I knew better but I if I said no he might leave and he’s all I had…. 

We know that having positive influences from both parents gives our children the best potential for positive self esteem, self confidence, resilience, and more natural supports. Having that parenting partner, even a co parent partner provides her with more safe havens. As we understand as adults having safe havens and supports is critical to our well being.

In six months I will graduate from my outreach High school. My baby girl is eight months old and I’ve taken courses on Healthy Relationships through the High School. I know what I went through was unhealthy and I’m not with my boyfriend anymore. My mom tried to warn me but I thought I knew more than her, I wish I had listened. She’s does so much for me and I don’t deserve it.

My baby sees her dad every weekend and I went the first few times to see if he knew what he was doing. His mom helps him lots but he’s way nicer to his daughter than he was to me. Maybe he’s learning stuff too! I told him that I wanted her to be treated nice by everyone and we had to teach her what that looked like.


About Colleen Rice

Colleen RiceA contributor to coParenter, Colleen Rice is a coParenting Consultant from Alberta, Canada.

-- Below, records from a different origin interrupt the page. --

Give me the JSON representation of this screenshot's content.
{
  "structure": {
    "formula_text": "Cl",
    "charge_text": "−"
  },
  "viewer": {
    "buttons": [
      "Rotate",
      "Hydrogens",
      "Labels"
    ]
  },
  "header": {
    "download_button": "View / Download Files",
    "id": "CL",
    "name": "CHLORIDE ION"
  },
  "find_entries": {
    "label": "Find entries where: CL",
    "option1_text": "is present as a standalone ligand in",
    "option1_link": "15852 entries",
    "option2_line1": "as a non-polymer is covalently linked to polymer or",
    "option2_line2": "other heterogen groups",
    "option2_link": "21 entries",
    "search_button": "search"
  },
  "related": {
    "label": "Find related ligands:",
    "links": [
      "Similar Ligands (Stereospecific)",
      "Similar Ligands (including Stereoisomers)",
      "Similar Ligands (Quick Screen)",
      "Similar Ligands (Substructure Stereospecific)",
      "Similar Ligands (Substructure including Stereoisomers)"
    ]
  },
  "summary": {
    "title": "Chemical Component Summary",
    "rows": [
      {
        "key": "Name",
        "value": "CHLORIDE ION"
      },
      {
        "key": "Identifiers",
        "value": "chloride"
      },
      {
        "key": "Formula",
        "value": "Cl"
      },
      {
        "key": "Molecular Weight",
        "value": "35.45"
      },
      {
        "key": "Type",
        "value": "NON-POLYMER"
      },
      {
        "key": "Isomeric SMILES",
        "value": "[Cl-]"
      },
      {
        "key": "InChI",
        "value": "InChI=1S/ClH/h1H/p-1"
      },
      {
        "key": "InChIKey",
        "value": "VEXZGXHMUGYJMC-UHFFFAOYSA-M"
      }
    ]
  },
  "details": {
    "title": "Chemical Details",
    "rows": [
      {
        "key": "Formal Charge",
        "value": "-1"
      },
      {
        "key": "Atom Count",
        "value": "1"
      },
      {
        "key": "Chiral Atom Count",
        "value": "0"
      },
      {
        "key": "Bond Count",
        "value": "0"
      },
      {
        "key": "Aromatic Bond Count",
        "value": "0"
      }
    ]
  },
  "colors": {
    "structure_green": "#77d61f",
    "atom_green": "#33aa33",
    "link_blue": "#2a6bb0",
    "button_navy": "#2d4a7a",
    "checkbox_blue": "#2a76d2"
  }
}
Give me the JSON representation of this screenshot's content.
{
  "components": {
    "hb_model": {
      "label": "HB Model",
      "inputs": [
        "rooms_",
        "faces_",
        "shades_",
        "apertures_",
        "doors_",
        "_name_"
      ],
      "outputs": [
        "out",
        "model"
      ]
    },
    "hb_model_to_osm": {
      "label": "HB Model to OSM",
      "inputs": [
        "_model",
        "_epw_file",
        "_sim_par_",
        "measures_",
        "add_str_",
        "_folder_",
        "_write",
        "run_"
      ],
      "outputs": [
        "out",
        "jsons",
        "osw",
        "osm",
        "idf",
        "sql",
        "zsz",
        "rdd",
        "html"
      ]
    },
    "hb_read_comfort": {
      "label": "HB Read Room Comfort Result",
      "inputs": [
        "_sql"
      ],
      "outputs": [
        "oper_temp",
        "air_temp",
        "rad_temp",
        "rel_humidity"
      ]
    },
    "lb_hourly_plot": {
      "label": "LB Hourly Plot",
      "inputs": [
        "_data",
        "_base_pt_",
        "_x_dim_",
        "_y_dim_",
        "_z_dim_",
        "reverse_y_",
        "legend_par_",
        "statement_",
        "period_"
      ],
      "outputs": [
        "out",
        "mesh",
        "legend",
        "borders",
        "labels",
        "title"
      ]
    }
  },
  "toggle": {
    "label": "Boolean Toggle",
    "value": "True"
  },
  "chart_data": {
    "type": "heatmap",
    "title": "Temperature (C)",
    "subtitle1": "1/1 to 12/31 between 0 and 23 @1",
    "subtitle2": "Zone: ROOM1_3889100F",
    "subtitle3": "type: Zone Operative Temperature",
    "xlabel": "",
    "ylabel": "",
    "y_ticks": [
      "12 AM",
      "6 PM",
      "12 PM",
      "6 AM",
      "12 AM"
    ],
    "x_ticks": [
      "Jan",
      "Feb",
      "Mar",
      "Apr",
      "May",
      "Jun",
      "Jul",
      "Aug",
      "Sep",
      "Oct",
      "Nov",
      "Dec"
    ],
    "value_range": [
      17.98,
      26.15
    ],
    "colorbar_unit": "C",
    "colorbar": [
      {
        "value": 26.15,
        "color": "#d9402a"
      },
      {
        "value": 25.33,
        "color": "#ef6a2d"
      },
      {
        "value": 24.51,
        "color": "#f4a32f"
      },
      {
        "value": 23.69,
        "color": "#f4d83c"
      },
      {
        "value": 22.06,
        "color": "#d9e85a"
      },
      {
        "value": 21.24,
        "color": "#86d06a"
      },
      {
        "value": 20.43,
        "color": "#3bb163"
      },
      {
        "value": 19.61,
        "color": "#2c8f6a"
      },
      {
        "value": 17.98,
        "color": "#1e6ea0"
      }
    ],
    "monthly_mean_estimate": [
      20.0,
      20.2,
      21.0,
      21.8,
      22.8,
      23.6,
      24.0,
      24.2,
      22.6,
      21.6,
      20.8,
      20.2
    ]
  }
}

She keeps busy with her full time job as a Supervisor for a Family Intervention Program, and owner of her own Divorce Support Company; Family Nexus inc. Colleen is a wife and mother to three, two of who she coParents with their father. Through career in Child Protection and personal experiences she has seen firsthand the detrimental effects of divorce on children. Colleen has developed programming to educate parents on how to co-parent in healthy ways so that children can grow healthy and have best outcomes. You can learn more about Healthy coParenting at, on Twitter @mycoparenter and on a Facebook support group called Coparenting Collective.